_Task goal:_ Write out the records below once more, exactly as they stand.

_Record excerpts:_
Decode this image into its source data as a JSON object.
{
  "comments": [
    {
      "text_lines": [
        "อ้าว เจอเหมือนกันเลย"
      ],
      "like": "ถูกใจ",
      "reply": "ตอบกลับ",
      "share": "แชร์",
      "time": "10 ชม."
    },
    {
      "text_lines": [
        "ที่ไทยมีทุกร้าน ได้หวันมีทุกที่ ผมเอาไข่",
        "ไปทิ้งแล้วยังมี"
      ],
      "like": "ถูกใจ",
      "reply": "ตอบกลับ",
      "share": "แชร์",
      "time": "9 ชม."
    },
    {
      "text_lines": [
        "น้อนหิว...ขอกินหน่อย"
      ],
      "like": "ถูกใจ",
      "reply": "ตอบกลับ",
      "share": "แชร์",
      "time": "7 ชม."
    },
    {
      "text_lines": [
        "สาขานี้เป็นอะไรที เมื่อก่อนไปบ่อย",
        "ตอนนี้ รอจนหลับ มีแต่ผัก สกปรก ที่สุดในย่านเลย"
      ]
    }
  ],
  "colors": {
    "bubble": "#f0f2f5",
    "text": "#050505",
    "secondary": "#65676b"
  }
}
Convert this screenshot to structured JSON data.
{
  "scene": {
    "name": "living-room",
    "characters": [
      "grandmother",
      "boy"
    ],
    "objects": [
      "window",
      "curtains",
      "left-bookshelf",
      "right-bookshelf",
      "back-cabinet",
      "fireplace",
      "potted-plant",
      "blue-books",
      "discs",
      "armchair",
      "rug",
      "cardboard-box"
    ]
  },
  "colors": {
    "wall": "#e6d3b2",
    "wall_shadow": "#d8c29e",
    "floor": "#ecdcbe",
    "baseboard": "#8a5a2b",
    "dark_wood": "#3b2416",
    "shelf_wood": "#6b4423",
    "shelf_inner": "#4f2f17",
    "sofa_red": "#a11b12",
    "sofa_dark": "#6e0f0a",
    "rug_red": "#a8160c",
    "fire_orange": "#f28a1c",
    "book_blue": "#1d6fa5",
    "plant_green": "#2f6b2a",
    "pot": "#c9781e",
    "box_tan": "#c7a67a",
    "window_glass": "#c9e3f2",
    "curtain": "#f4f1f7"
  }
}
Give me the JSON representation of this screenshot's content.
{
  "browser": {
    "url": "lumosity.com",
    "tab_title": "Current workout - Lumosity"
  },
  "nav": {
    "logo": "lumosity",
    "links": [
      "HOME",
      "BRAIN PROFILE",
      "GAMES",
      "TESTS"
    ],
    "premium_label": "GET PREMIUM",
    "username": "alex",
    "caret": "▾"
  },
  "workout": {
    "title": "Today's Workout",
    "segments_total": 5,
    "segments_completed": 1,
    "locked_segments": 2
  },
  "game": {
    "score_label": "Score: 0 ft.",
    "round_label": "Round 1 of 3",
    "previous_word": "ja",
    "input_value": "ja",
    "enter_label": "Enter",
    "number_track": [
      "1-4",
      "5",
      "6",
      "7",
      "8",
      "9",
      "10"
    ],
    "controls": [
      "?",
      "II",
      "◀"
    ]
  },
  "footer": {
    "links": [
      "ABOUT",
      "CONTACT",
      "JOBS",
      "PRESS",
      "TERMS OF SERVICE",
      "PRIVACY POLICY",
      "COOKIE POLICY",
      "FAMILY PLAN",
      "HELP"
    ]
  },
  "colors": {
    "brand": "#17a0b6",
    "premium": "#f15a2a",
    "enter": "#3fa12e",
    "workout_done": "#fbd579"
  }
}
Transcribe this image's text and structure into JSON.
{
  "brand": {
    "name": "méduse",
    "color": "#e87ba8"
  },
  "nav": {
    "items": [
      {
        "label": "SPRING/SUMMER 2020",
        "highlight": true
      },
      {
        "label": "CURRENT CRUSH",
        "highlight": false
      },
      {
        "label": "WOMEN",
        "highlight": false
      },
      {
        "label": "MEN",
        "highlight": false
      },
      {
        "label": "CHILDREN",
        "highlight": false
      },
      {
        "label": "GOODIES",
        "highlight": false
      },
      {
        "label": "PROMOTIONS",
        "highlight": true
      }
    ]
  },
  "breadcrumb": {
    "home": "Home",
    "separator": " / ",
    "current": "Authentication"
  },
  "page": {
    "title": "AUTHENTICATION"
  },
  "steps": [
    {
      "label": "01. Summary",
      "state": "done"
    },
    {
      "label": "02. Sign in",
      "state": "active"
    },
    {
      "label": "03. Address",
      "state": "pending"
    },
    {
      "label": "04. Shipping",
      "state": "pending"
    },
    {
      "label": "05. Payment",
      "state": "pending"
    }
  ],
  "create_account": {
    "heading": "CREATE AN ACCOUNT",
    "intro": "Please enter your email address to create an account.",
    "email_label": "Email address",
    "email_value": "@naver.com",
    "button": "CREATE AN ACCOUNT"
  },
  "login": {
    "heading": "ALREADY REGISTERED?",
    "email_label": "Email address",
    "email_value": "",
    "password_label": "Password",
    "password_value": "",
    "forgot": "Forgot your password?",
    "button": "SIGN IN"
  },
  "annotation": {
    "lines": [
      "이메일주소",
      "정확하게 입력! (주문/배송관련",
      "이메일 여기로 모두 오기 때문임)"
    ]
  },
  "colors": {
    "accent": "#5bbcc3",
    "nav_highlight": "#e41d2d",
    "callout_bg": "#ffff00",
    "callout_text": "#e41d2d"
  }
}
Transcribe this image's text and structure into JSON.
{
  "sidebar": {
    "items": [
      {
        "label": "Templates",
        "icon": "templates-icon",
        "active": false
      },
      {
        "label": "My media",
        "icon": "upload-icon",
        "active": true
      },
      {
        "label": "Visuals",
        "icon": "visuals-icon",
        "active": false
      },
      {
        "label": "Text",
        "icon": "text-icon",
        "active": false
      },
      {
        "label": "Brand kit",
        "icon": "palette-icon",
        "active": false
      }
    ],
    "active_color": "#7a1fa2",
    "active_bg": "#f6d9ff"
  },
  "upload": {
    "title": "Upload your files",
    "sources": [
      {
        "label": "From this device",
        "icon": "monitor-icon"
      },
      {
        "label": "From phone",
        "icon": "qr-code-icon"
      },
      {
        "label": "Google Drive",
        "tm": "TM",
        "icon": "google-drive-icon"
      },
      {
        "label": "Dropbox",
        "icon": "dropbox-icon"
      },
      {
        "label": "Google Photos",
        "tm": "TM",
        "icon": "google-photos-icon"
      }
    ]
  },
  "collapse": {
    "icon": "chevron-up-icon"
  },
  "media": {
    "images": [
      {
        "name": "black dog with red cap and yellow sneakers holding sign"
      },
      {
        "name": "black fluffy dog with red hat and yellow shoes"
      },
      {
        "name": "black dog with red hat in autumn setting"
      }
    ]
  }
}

_Result:_
Decode this image into its source data as a JSON object.
{
  "comments": [
    {
      "text_lines": [
        "อ้าว เจอเหมือนกันเลย"
      ],
      "like": "ถูกใจ",
      "reply": "ตอบกลับ",
      "share": "แชร์",
      "time": "10 ชม."
    },
    {
      "text_lines": [
        "ที่ไทยมีทุกร้าน ได้หวันมีทุกที่ ผมเอาไข่",
        "ไปทิ้งแล้วยังมี"
      ],
      "like": "ถูกใจ",
      "reply": "ตอบกลับ",
      "share": "แชร์",
      "time": "9 ชม."
    },
    {
      "text_lines": [
        "น้อนหิว...ขอกินหน่อย"
      ],
      "like": "ถูกใจ",
      "reply": "ตอบกลับ",
      "share": "แชร์",
      "time": "7 ชม."
    },
    {
      "text_lines": [
        "สาขานี้เป็นอะไรที เมื่อก่อนไปบ่อย",
        "ตอนนี้ รอจนหลับ มีแต่ผัก สกปรก ที่สุดในย่านเลย"
      ]
    }
  ],
  "colors": {
    "bubble": "#f0f2f5",
    "text": "#050505",
    "secondary": "#65676b"
  }
}
Convert this screenshot to structured JSON data.
{
  "scene": {
    "name": "living-room",
    "characters": [
      "grandmother",
      "boy"
    ],
    "objects": [
      "window",
      "curtains",
      "left-bookshelf",
      "right-bookshelf",
      "back-cabinet",
      "fireplace",
      "potted-plant",
      "blue-books",
      "discs",
      "armchair",
      "rug",
      "cardboard-box"
    ]
  },
  "colors": {
    "wall": "#e6d3b2",
    "wall_shadow": "#d8c29e",
    "floor": "#ecdcbe",
    "baseboard": "#8a5a2b",
    "dark_wood": "#3b2416",
    "shelf_wood": "#6b4423",
    "shelf_inner": "#4f2f17",
    "sofa_red": "#a11b12",
    "sofa_dark": "#6e0f0a",
    "rug_red": "#a8160c",
    "fire_orange": "#f28a1c",
    "book_blue": "#1d6fa5",
    "plant_green": "#2f6b2a",
    "pot": "#c9781e",
    "box_tan": "#c7a67a",
    "window_glass": "#c9e3f2",
    "curtain": "#f4f1f7"
  }
}
Give me the JSON representation of this screenshot's content.
{
  "browser": {
    "url": "lumosity.com",
    "tab_title": "Current workout - Lumosity"
  },
  "nav": {
    "logo": "lumosity",
    "links": [
      "HOME",
      "BRAIN PROFILE",
      "GAMES",
      "TESTS"
    ],
    "premium_label": "GET PREMIUM",
    "username": "alex",
    "caret": "▾"
  },
  "workout": {
    "title": "Today's Workout",
    "segments_total": 5,
    "segments_completed": 1,
    "locked_segments": 2
  },
  "game": {
    "score_label": "Score: 0 ft.",
    "round_label": "Round 1 of 3",
    "previous_word": "ja",
    "input_value": "ja",
    "enter_label": "Enter",
    "number_track": [
      "1-4",
      "5",
      "6",
      "7",
      "8",
      "9",
      "10"
    ],
    "controls": [
      "?",
      "II",
      "◀"
    ]
  },
  "footer": {
    "links": [
      "ABOUT",
      "CONTACT",
      "JOBS",
      "PRESS",
      "TERMS OF SERVICE",
      "PRIVACY POLICY",
      "COOKIE POLICY",
      "FAMILY PLAN",
      "HELP"
    ]
  },
  "colors": {
    "brand": "#17a0b6",
    "premium": "#f15a2a",
    "enter": "#3fa12e",
    "workout_done": "#fbd579"
  }
}
Transcribe this image's text and structure into JSON.
{
  "brand": {
    "name": "méduse",
    "color": "#e87ba8"
  },
  "nav": {
    "items": [
      {
        "label": "SPRING/SUMMER 2020",
        "highlight": true
      },
      {
        "label": "CURRENT CRUSH",
        "highlight": false
      },
      {
        "label": "WOMEN",
        "highlight": false
      },
      {
        "label": "MEN",
        "highlight": false
      },
      {
        "label": "CHILDREN",
        "highlight": false
      },
      {
        "label": "GOODIES",
        "highlight": false
      },
      {
        "label": "PROMOTIONS",
        "highlight": true
      }
    ]
  },
  "breadcrumb": {
    "home": "Home",
    "separator": " / ",
    "current": "Authentication"
  },
  "page": {
    "title": "AUTHENTICATION"
  },
  "steps": [
    {
      "label": "01. Summary",
      "state": "done"
    },
    {
      "label": "02. Sign in",
      "state": "active"
    },
    {
      "label": "03. Address",
      "state": "pending"
    },
    {
      "label": "04. Shipping",
      "state": "pending"
    },
    {
      "label": "05. Payment",
      "state": "pending"
    }
  ],
  "create_account": {
    "heading": "CREATE AN ACCOUNT",
    "intro": "Please enter your email address to create an account.",
    "email_label": "Email address",
    "email_value": "@naver.com",
    "button": "CREATE AN ACCOUNT"
  },
  "login": {
    "heading": "ALREADY REGISTERED?",
    "email_label": "Email address",
    "email_value": "",
    "password_label": "Password",
    "password_value": "",
    "forgot": "Forgot your password?",
    "button": "SIGN IN"
  },
  "annotation": {
    "lines": [
      "이메일주소",
      "정확하게 입력! (주문/배송관련",
      "이메일 여기로 모두 오기 때문임)"
    ]
  },
  "colors": {
    "accent": "#5bbcc3",
    "nav_highlight": "#e41d2d",
    "callout_bg": "#ffff00",
    "callout_text": "#e41d2d"
  }
}
Transcribe this image's text and structure into JSON.
{
  "sidebar": {
    "items": [
      {
        "label": "Templates",
        "icon": "templates-icon",
        "active": false
      },
      {
        "label": "My media",
        "icon": "upload-icon",
        "active": true
      },
      {
        "label": "Visuals",
        "icon": "visuals-icon",
        "active": false
      },
      {
        "label": "Text",
        "icon": "text-icon",
        "active": false
      },
      {
        "label": "Brand kit",
        "icon": "palette-icon",
        "active": false
      }
    ],
    "active_color": "#7a1fa2",
    "active_bg": "#f6d9ff"
  },
  "upload": {
    "title": "Upload your files",
    "sources": [
      {
        "label": "From this device",
        "icon": "monitor-icon"
      },
      {
        "label": "From phone",
        "icon": "qr-code-icon"
      },
      {
        "label": "Google Drive",
        "tm": "TM",
        "icon": "google-drive-icon"
      },
      {
        "label": "Dropbox",
        "icon": "dropbox-icon"
      },
      {
        "label": "Google Photos",
        "tm": "TM",
        "icon": "google-photos-icon"
      }
    ]
  },
  "collapse": {
    "icon": "chevron-up-icon"
  },
  "media": {
    "images": [
      {
        "name": "black dog with red cap and yellow sneakers holding sign"
      },
      {
        "name": "black fluffy dog with red hat and yellow shoes"
      },
      {
        "name": "black dog with red hat in autumn setting"
      }
    ]
  }
}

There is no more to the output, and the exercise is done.